[Entries from a dataset of interfaces]
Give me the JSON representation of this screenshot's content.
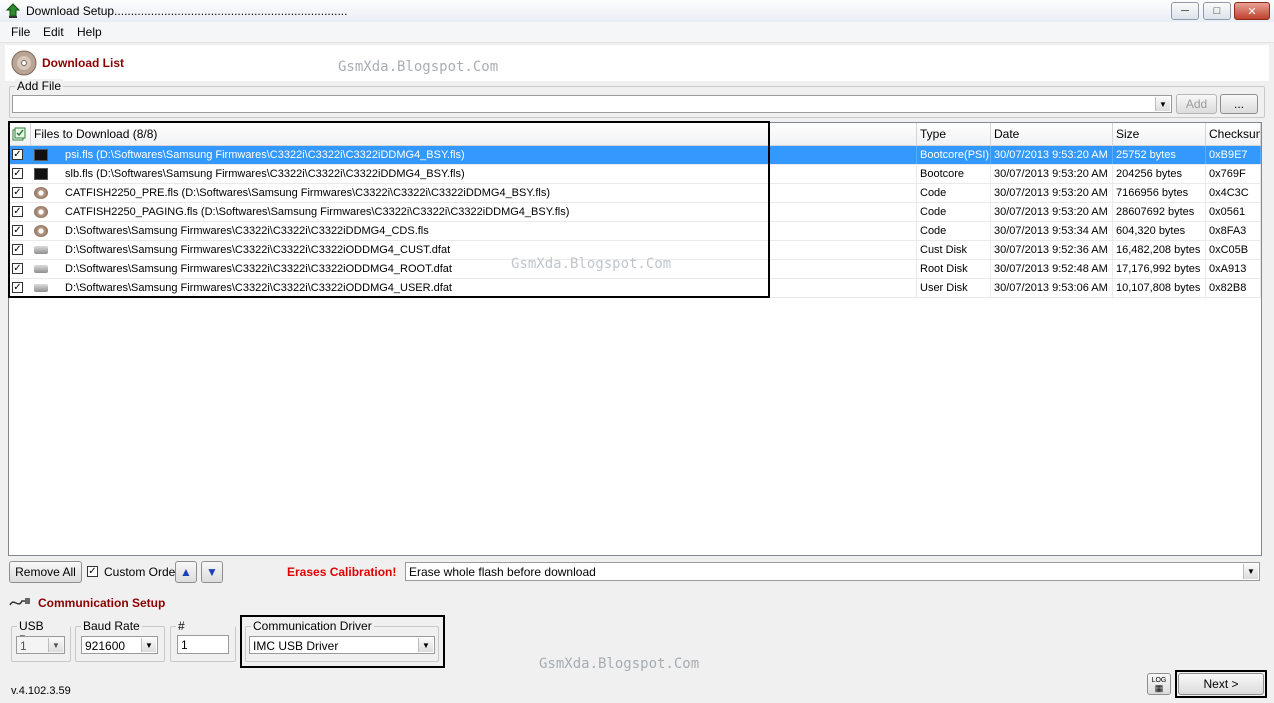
{
  "window": {
    "title": "Download Setup......................................................................"
  },
  "menu": {
    "file": "File",
    "edit": "Edit",
    "help": "Help"
  },
  "download_list": {
    "title": "Download List",
    "add_file_label": "Add File",
    "add_file_value": "",
    "add_button": "Add",
    "browse_button": "...",
    "columns": {
      "files": "Files to Download (8/8)",
      "type": "Type",
      "date": "Date",
      "size": "Size",
      "checksum": "Checksum"
    },
    "rows": [
      {
        "name": "psi.fls (D:\\Softwares\\Samsung Firmwares\\C3322i\\C3322i\\C3322iDDMG4_BSY.fls)",
        "type": "Bootcore(PSI)",
        "date": "30/07/2013 9:53:20 AM",
        "size": "25752 bytes",
        "checksum": "0xB9E7",
        "icon": "chip-icon"
      },
      {
        "name": "slb.fls (D:\\Softwares\\Samsung Firmwares\\C3322i\\C3322i\\C3322iDDMG4_BSY.fls)",
        "type": "Bootcore",
        "date": "30/07/2013 9:53:20 AM",
        "size": "204256 bytes",
        "checksum": "0x769F",
        "icon": "chip-icon"
      },
      {
        "name": "CATFISH2250_PRE.fls (D:\\Softwares\\Samsung Firmwares\\C3322i\\C3322i\\C3322iDDMG4_BSY.fls)",
        "type": "Code",
        "date": "30/07/2013 9:53:20 AM",
        "size": "7166956 bytes",
        "checksum": "0x4C3C",
        "icon": "disc-icon"
      },
      {
        "name": "CATFISH2250_PAGING.fls (D:\\Softwares\\Samsung Firmwares\\C3322i\\C3322i\\C3322iDDMG4_BSY.fls)",
        "type": "Code",
        "date": "30/07/2013 9:53:20 AM",
        "size": "28607692 bytes",
        "checksum": "0x0561",
        "icon": "disc-icon"
      },
      {
        "name": "D:\\Softwares\\Samsung Firmwares\\C3322i\\C3322i\\C3322iDDMG4_CDS.fls",
        "type": "Code",
        "date": "30/07/2013 9:53:34 AM",
        "size": "604,320 bytes",
        "checksum": "0x8FA3",
        "icon": "disc-icon"
      },
      {
        "name": "D:\\Softwares\\Samsung Firmwares\\C3322i\\C3322i\\C3322iODDMG4_CUST.dfat",
        "type": "Cust Disk",
        "date": "30/07/2013 9:52:36 AM",
        "size": "16,482,208 bytes",
        "checksum": "0xC05B",
        "icon": "drive-icon"
      },
      {
        "name": "D:\\Softwares\\Samsung Firmwares\\C3322i\\C3322i\\C3322iODDMG4_ROOT.dfat",
        "type": "Root Disk",
        "date": "30/07/2013 9:52:48 AM",
        "size": "17,176,992 bytes",
        "checksum": "0xA913",
        "icon": "drive-icon"
      },
      {
        "name": "D:\\Softwares\\Samsung Firmwares\\C3322i\\C3322i\\C3322iODDMG4_USER.dfat",
        "type": "User Disk",
        "date": "30/07/2013 9:53:06 AM",
        "size": "10,107,808 bytes",
        "checksum": "0x82B8",
        "icon": "drive-icon"
      }
    ],
    "remove_all": "Remove All",
    "custom_order": "Custom Order",
    "erases_calibration": "Erases Calibration!",
    "erase_option": "Erase whole flash before download"
  },
  "communication": {
    "title": "Communication Setup",
    "usb_port_label": "USB Port",
    "usb_port_value": "1",
    "baud_rate_label": "Baud Rate",
    "baud_rate_value": "921600",
    "channels_label": "# Channels",
    "channels_value": "1",
    "driver_label": "Communication Driver",
    "driver_value": "IMC USB Driver"
  },
  "footer": {
    "version": "v.4.102.3.59",
    "log_label": "LOG",
    "next_button": "Next >"
  },
  "watermark": "GsmXda.Blogspot.Com"
}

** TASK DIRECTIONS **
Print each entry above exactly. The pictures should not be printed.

** TASK OUTPUT **
Give me the JSON representation of this screenshot's content.
{
  "window": {
    "title": "Download Setup......................................................................"
  },
  "menu": {
    "file": "File",
    "edit": "Edit",
    "help": "Help"
  },
  "download_list": {
    "title": "Download List",
    "add_file_label": "Add File",
    "add_file_value": "",
    "add_button": "Add",
    "browse_button": "...",
    "columns": {
      "files": "Files to Download (8/8)",
      "type": "Type",
      "date": "Date",
      "size": "Size",
      "checksum": "Checksum"
    },
    "rows": [
      {
        "name": "psi.fls (D:\\Softwares\\Samsung Firmwares\\C3322i\\C3322i\\C3322iDDMG4_BSY.fls)",
        "type": "Bootcore(PSI)",
        "date": "30/07/2013 9:53:20 AM",
        "size": "25752 bytes",
        "checksum": "0xB9E7",
        "icon": "chip-icon"
      },
      {
        "name": "slb.fls (D:\\Softwares\\Samsung Firmwares\\C3322i\\C3322i\\C3322iDDMG4_BSY.fls)",
        "type": "Bootcore",
        "date": "30/07/2013 9:53:20 AM",
        "size": "204256 bytes",
        "checksum": "0x769F",
        "icon": "chip-icon"
      },
      {
        "name": "CATFISH2250_PRE.fls (D:\\Softwares\\Samsung Firmwares\\C3322i\\C3322i\\C3322iDDMG4_BSY.fls)",
        "type": "Code",
        "date": "30/07/2013 9:53:20 AM",
        "size": "7166956 bytes",
        "checksum": "0x4C3C",
        "icon": "disc-icon"
      },
      {
        "name": "CATFISH2250_PAGING.fls (D:\\Softwares\\Samsung Firmwares\\C3322i\\C3322i\\C3322iDDMG4_BSY.fls)",
        "type": "Code",
        "date": "30/07/2013 9:53:20 AM",
        "size": "28607692 bytes",
        "checksum": "0x0561",
        "icon": "disc-icon"
      },
      {
        "name": "D:\\Softwares\\Samsung Firmwares\\C3322i\\C3322i\\C3322iDDMG4_CDS.fls",
        "type": "Code",
        "date": "30/07/2013 9:53:34 AM",
        "size": "604,320 bytes",
        "checksum": "0x8FA3",
        "icon": "disc-icon"
      },
      {
        "name": "D:\\Softwares\\Samsung Firmwares\\C3322i\\C3322i\\C3322iODDMG4_CUST.dfat",
        "type": "Cust Disk",
        "date": "30/07/2013 9:52:36 AM",
        "size": "16,482,208 bytes",
        "checksum": "0xC05B",
        "icon": "drive-icon"
      },
      {
        "name": "D:\\Softwares\\Samsung Firmwares\\C3322i\\C3322i\\C3322iODDMG4_ROOT.dfat",
        "type": "Root Disk",
        "date": "30/07/2013 9:52:48 AM",
        "size": "17,176,992 bytes",
        "checksum": "0xA913",
        "icon": "drive-icon"
      },
      {
        "name": "D:\\Softwares\\Samsung Firmwares\\C3322i\\C3322i\\C3322iODDMG4_USER.dfat",
        "type": "User Disk",
        "date": "30/07/2013 9:53:06 AM",
        "size": "10,107,808 bytes",
        "checksum": "0x82B8",
        "icon": "drive-icon"
      }
    ],
    "remove_all": "Remove All",
    "custom_order": "Custom Order",
    "erases_calibration": "Erases Calibration!",
    "erase_option": "Erase whole flash before download"
  },
  "communication": {
    "title": "Communication Setup",
    "usb_port_label": "USB Port",
    "usb_port_value": "1",
    "baud_rate_label": "Baud Rate",
    "baud_rate_value": "921600",
    "channels_label": "# Channels",
    "channels_value": "1",
    "driver_label": "Communication Driver",
    "driver_value": "IMC USB Driver"
  },
  "footer": {
    "version": "v.4.102.3.59",
    "log_label": "LOG",
    "next_button": "Next >"
  },
  "watermark": "GsmXda.Blogspot.Com"
}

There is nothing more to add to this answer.